Peace Poppy Cornflower

Flowers of remembrance, Flanders Fields Museum Ypres Belgium

We went to the local park, its a memorial park, with a war memorial, we gathered round at 11am, for an act of remembrance and of course two minutes silence. The rain stopped, a wind shook the trees, and a drifts of amber coloured beech leaves drifted down on us, it was easy to think of them as poppy petals.

It was special, and a lot of people had worked very hard to make it so. As just a few weeks a go a mighty oak had fallen and smashed the memorial, it was  quickly made safe and temporary repairs put in place (fortunately they panels inscribed with names, survived the impact).

There has been a lot to learn about the Great War. I’ve been discussing and reading about how  those grieving (and there can’t be many who weren’t) coped in the aftermath of WWI. It seems that it  many ways, open display of grief was suppressed as it seemed like the only way of coping. Maybe its something we’ve made a habit of?
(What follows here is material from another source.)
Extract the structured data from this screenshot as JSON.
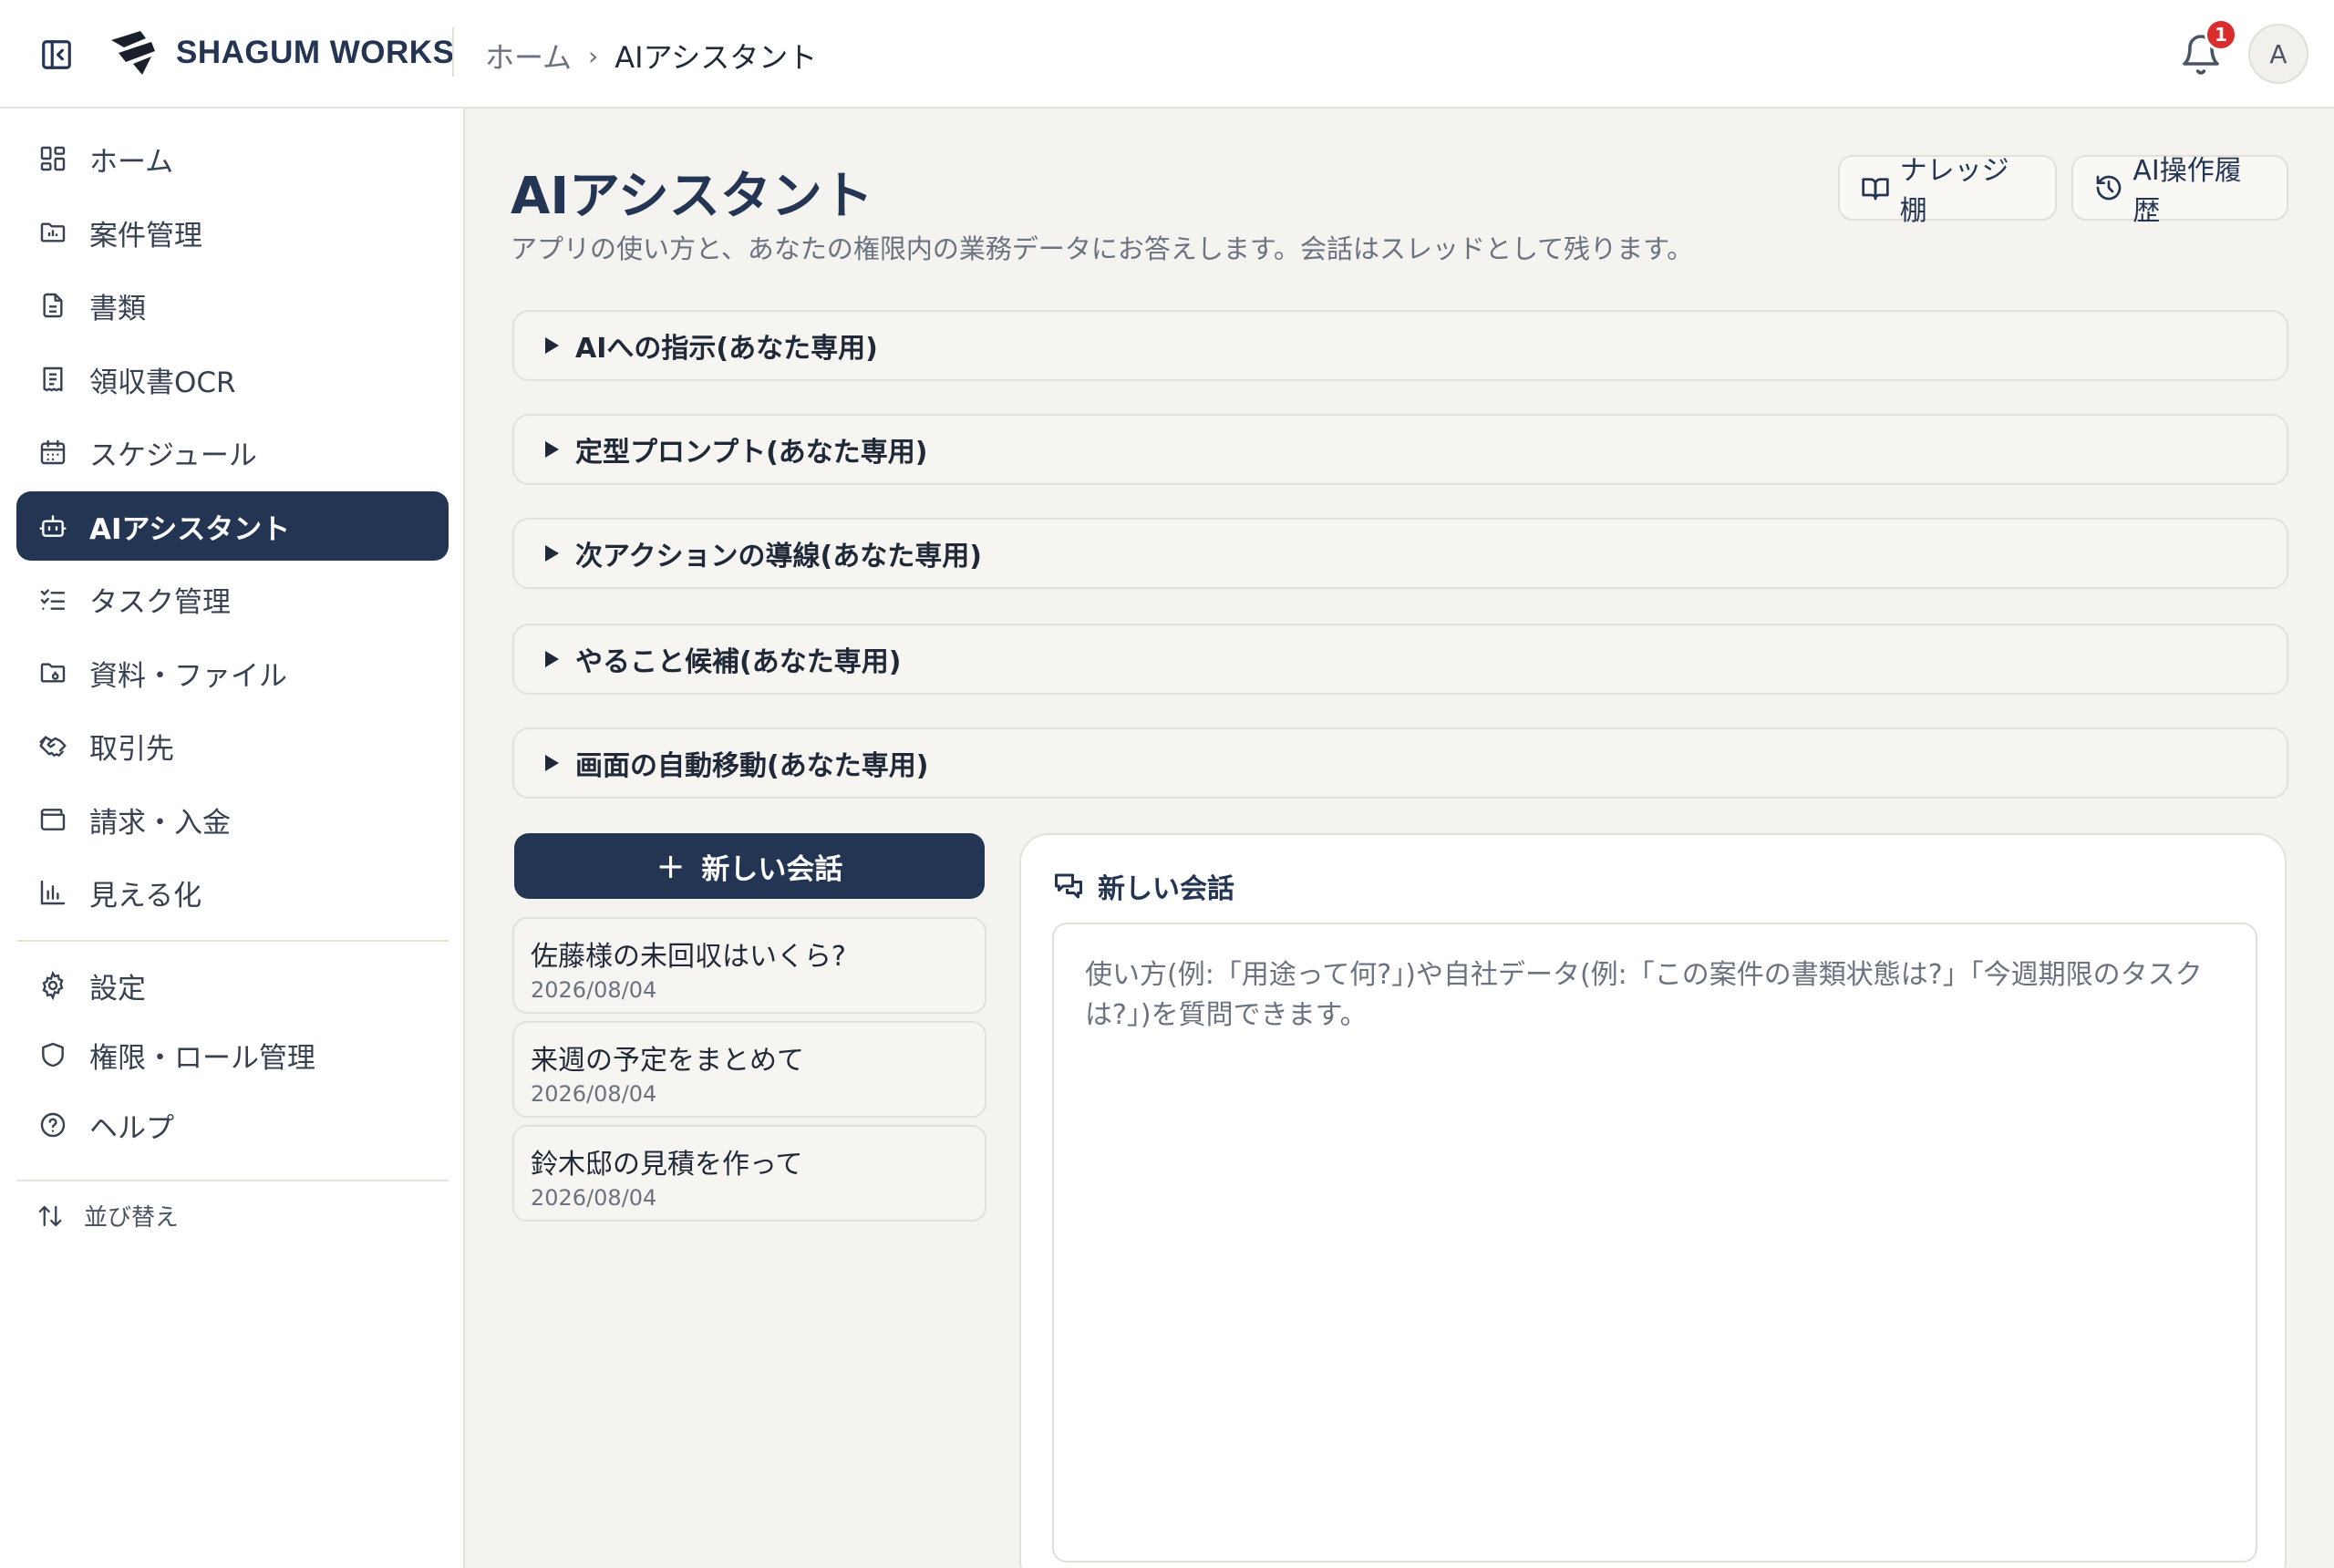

It made me think of the other fallen oak I’d seen this year, in the Flanders Fields Museum in Ypres

Ypres Oak slice_

The dark stains are caused by the wounds of war

Oak detail

I’ve heard grief described like this, as rings within a tree, grief is not something that goes away, or is ‘got over’; its wounds stay there, inside, time passes, but the wounds, like in the damaged rings of this tree, are there, deep within and hidden from view, but always there.

Lest we forget.